Making Readers Want to Know More

James Gandolfini as Tony Soprano.

The long-running television show, “The Sopranos,” starring James Gandolfiini as Tony Soprano, was a complicated story—a Mafia boss, his family, all kinds of characters, all kinds of organized crime—and I wondered how the creators got viewers into it during the first hour.

Very cleverly. The first hour began with Tony driving the New Jersey Turnpike with the song, “Woke Up This Morning,” pounding in the background. Then Tony, after what appeared to be a panic attack, is in a psychiatrist’s office reluctantly telling the doctor (Lorraine Braco) about the stress of his life and work.

The Man Who Invented the Modern Magazine

From a book review, “The Showman of Vanity Fair,” by Ben Yagoda in the Wall Street Journal:

People who aren’t historians or followers of the magazine business can be forgiven for assuming that “Condé Nast” is a fictional brand figurehead, like Betty Crocker or Dinty Moore. That’s how closely the name aligns in the popular imagination with the group of magazines published by Condé Nast Inc., currently including Vogue, Vanity Fair, Architectural Digest and the New Yorker. Indeed, a mental image of this Mr. Nast might be something along the lines of Eustace Tilley, the monocled, top-hatted dandy who used to be on the cover of the New Yorker’s anniversary issue each February and now can be seen at the beginning of the Talk of the Town section.

Sylvia Jukes Morris: “As a Biographer, She Was One Hell of a Detective”

From a New York Times obit, by Katharine Q. Seelye, of author Sylvia Jukes Morris:

When Sylvia Jukes Morris was writing her monumental two-volume biography of Clare Boothe Luce, she discovered several facts at variance with what Ms. Luce had put forth in the public record.

“I tracked down her New York birth certificate and found that she was born in March, not April, 1903, and that her place of birth was not Riverside Drive but the less genteel environs of West 125th Street,” Ms. Morris wrote in the epilogue of the second volume, “Price of Fame: The Honorable Clare Boothe Luce” (2014).

Amazon’s Message to Authors: Skip the Bookstores, We’ll Sell More Books for You

From a Wall Street Journal story, by Jeffrey A. Trachtenberg, headlined “Amazon Courts Big-Name Authors”:

When Dean Koontz’s book contract expired last year, his stature as one of the country’s top-selling authors made him a hot target for several major publishing houses. He chose Amazon.com Inc.

It was a surprising move because it means his new books likely won’t appear in retail stores, which generally boycott Amazon published titles. But Mr. Koontz is banking on Amazon’s vast retail machine to get his work to readers, whether in physical or digital formats.

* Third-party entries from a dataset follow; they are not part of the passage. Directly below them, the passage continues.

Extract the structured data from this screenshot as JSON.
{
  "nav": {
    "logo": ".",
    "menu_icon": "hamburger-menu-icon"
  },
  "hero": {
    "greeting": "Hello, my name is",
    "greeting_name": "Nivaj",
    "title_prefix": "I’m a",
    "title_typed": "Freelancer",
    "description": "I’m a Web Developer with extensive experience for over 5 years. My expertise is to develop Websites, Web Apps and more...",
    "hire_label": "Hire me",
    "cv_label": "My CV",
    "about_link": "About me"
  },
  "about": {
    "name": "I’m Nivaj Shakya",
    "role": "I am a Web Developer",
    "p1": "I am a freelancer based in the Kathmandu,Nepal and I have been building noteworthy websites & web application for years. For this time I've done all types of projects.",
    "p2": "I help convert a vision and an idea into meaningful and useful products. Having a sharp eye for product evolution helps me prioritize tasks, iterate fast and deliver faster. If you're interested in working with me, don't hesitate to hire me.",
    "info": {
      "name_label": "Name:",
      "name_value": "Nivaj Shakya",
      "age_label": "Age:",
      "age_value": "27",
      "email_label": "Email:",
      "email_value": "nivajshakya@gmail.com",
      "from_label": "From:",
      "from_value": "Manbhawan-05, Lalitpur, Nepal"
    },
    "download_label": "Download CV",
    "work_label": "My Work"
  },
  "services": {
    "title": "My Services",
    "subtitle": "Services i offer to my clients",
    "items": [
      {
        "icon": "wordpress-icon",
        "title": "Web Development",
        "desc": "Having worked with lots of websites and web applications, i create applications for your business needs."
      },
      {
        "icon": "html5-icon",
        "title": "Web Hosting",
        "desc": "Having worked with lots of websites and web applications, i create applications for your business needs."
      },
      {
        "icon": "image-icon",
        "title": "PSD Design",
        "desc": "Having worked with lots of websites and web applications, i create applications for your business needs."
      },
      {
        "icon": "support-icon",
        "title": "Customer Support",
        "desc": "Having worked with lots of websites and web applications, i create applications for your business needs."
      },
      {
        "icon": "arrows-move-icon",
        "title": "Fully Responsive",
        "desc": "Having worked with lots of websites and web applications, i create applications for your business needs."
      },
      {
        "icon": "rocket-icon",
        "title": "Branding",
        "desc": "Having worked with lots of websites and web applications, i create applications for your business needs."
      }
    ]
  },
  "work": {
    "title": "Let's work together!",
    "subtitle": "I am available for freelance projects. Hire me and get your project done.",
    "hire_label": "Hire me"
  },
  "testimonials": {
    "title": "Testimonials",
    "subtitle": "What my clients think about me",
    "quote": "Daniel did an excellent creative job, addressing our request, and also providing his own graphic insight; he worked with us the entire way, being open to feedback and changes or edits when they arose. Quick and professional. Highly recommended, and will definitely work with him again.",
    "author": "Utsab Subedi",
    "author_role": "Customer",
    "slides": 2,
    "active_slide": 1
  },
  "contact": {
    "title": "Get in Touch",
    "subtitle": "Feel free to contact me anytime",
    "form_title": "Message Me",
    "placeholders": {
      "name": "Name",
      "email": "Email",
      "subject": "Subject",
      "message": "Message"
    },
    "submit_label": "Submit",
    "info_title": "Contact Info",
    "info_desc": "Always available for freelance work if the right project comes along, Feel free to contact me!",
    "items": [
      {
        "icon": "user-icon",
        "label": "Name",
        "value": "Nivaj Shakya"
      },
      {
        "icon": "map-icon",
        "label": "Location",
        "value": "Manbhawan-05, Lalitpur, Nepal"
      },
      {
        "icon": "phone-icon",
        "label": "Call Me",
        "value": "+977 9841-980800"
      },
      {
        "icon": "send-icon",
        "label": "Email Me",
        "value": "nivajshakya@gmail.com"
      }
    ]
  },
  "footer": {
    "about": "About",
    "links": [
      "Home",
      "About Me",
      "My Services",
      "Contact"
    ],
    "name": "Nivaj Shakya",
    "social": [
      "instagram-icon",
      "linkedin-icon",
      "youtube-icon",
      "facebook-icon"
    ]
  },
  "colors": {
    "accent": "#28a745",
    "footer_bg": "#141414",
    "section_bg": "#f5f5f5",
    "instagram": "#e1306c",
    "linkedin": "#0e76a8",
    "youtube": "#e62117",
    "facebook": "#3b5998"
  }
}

Jimmy Hoffa, the Irishman, the Mafia, and the Assassination of President John F. Kennedy

“The Irishman,” the Martin Scorsese film starring Robert De Niro, Al Pacino, and Joe Pesci, did well in the Oscar nominations: best picture, best director, Pacino and Pesci as best supporting actors, and best adapted screenplay.

The movie was adapted from Charles Brandt’s book, I Heard You Paint Houses, which chronicles the life of Frank Sheeran, a Teamsters Union official who confesses to crimes he committed while working for Jimmy Hoffa and the Bufalino crime family.